Delany and his conference presidents offered long-term security, a more prestigious academic environment, and, yes, more money. But they also offered a collegiality that Nebraska struggled to find in the Big 12. The headbutting had nothing to do with personality.
"Some of those people we've had an association with for over 100 years," Osborne said. "If some of them end up in unpleasant circumstances, we are really sorry for that. We do have good feelings about the conference and its membership. But we are really looking forward to the Big Ten."
The Big 12 formed as a marriage of convenience. Texas and its Southwest Conference buddies had TV sets and a state full of recruits. Nebraska and the Big Eight lacked clout in the media marketplace. The union, consummated in 1994, didn't survive the honeymoon without a couple of fights.
Osborne, then at the peak of his Hall of Fame coaching career, wanted the league to allow its members to accept academic non-qualifiers under the NCAA's requirements for incoming freshmen.
As Osborne wrote in his book, "On Solid Ground," the conference presidents tabled the matter until the spring of 1996, only to hold a conference-call vote in December 1995. The vote went 11-1 to ban the non-qualifiers, with Nebraska the lone dissenter.
That vote has stuck in Osborne's craw to this day, one former colleague said, even though the NCAA banned non-qualifiers from all FBS schools soon after the Big 12 vote.
The league also voted 11-1 to establish a championship game, with Nebraska again the holdout.
Life in the Big 12 became smoother. The league is the only one of the six automatic-qualifier conferences to apportion half of its revenues based on television appearances. That works in the favor of Texas and Nebraska. So does the vast recruiting territory of the Lone Star State, which may become more difficult for the Huskers to harvest now that they won't play any games there.
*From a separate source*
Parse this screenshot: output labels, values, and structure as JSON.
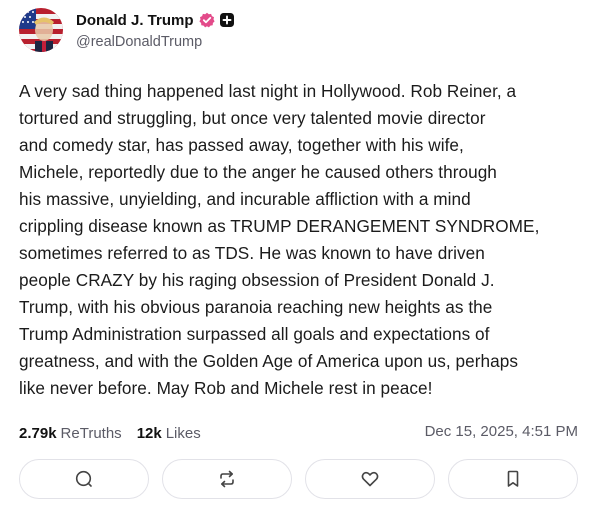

In the end, Nebraska set that aside to join a league in which it felt at home. Late in the news conference Friday, Delany described a Big Ten that does business in a different manner.
"Inside the Big Ten, there aren't a lot of votes taken," Delany said. "Harvey brought up a lot of 11-1 votes. Our people bring up ideas. They are reluctant to make changes unless [there is consensus]. I don't even remember deciding anything on a 6-5 vote."
Huskers football coach Bo Pelini dismissed the idea that he would miss Big 12 rivalries.
"I'm not a real emotional guy," Pelini said before breaking into laughter.
No, Nebraska won't be looking back with remorse, regret or nostalgia at its time in the Big 12. The Huskers have a new home. Their partners are as happy to have them as they are to be there. Love is a beautiful thing.
Ivan Maisel is a senior writer for ESPN.com and hosts the ESPNU College Football podcast. Send your questions and comments to him at Ivan.Maisel@ESPN.com.